While travel isn’t advisable for some treatment plans and conditions, it can be possible with a little extra planning and by taking some factors into consideration.
While palliative care is often provided at the end of life it can also be provided at any time for a person with a life-threatening illness.
Families can be impacted in a variety of ways by a blood cancer diagnosis.
Being told you have cancer at any time isn’t great but at a younger age it can come as a massive shock.
Many financial, legal and practical matters may come up following a diagnosis – these resources can help.
You may find this list of suggested questions to ask useful during appointments.
The shock of a diagnosis is quickly replaced by the reality of your situation and what you need to do next.
It is important that you get support when you need it, whether it’s from a friend, a relative, or a Leukaemia Foundation staff member.
These tips may help you provide support to someone with a blood cancer.
After treatment, significant adjustments often need to be made to re-adjust to your life.

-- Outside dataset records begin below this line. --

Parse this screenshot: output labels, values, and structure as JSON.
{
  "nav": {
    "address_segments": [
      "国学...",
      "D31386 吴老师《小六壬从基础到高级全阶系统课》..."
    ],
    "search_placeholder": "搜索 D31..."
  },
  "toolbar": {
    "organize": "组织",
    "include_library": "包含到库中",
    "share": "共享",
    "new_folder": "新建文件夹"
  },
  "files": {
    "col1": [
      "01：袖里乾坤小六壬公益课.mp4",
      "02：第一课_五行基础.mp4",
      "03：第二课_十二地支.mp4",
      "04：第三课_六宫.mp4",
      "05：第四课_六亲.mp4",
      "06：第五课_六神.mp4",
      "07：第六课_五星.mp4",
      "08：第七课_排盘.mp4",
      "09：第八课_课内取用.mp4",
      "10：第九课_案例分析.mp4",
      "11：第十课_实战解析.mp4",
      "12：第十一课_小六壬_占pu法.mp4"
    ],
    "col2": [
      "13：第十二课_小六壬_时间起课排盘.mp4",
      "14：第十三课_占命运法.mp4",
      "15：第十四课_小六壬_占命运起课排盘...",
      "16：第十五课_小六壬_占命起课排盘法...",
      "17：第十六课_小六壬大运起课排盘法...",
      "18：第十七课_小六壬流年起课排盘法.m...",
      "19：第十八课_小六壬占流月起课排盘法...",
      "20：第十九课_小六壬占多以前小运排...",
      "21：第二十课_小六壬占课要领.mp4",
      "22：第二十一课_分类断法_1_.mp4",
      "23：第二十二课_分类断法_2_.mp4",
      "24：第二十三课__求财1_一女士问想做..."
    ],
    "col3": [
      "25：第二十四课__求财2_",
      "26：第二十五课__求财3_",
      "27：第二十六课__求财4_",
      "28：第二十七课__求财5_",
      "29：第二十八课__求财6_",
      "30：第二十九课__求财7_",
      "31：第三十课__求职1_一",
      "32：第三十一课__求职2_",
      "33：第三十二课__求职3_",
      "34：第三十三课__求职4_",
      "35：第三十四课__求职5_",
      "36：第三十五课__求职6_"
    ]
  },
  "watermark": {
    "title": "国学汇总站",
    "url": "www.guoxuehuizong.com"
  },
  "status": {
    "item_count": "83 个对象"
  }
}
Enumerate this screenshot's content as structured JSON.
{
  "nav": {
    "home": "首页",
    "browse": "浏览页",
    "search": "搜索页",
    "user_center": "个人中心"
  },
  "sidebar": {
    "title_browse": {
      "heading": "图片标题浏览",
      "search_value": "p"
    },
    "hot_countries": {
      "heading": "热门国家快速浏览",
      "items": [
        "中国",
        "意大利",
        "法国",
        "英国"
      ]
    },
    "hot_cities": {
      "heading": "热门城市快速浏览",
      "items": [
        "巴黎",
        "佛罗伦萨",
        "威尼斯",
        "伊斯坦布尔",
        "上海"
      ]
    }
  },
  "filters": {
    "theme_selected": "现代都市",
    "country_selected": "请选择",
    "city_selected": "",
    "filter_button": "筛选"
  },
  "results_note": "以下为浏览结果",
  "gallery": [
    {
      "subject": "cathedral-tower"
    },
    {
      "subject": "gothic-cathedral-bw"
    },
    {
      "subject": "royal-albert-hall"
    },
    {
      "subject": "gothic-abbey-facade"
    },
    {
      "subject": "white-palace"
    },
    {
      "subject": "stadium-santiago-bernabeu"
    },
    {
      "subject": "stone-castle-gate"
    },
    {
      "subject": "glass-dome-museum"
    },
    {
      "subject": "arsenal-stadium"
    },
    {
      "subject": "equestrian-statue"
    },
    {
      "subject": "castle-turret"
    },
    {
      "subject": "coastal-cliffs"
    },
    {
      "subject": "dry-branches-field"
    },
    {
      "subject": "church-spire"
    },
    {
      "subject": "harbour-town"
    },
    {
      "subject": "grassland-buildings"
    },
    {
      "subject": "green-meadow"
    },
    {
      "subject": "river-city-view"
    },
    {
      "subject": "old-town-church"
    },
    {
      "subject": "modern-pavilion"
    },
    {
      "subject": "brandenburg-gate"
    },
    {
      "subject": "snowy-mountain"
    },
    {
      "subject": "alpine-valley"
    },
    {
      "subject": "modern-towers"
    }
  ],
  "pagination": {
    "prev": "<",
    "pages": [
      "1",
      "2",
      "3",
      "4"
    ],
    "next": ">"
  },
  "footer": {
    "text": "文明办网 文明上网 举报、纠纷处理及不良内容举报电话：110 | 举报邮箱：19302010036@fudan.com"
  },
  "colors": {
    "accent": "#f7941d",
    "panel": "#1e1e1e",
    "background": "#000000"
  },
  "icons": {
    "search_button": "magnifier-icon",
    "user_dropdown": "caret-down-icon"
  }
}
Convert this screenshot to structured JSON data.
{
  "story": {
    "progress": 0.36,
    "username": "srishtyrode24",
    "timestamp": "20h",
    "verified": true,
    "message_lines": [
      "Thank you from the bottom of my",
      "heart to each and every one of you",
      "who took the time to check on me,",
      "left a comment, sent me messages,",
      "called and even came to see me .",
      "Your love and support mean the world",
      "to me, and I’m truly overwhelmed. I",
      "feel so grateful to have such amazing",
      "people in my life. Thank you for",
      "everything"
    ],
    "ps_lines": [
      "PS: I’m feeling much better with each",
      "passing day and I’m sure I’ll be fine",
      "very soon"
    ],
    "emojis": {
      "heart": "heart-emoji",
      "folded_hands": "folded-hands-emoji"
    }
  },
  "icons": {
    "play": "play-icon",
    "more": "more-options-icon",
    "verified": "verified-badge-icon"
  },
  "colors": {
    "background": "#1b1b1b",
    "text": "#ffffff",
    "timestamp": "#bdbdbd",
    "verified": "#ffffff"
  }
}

These websites may be useful further sources of cancer information and support.
When a family member is diagnosed with a life-threatening illness such as leukaemia, lymphoma, myeloma or a related blood disorder, it can have a devastating effect on the family’s way of life and financial situation.
Rest assured that many people have the same questions you do about sexuality and intimacy, and blood cancer.
The Leukaemia Foundation is committed to caring for blood cancer survivors with specialist support and advice.
It is very important that you discuss any questions or concerns you might have regarding your future fertility with your doctor if possible before you commence treatment.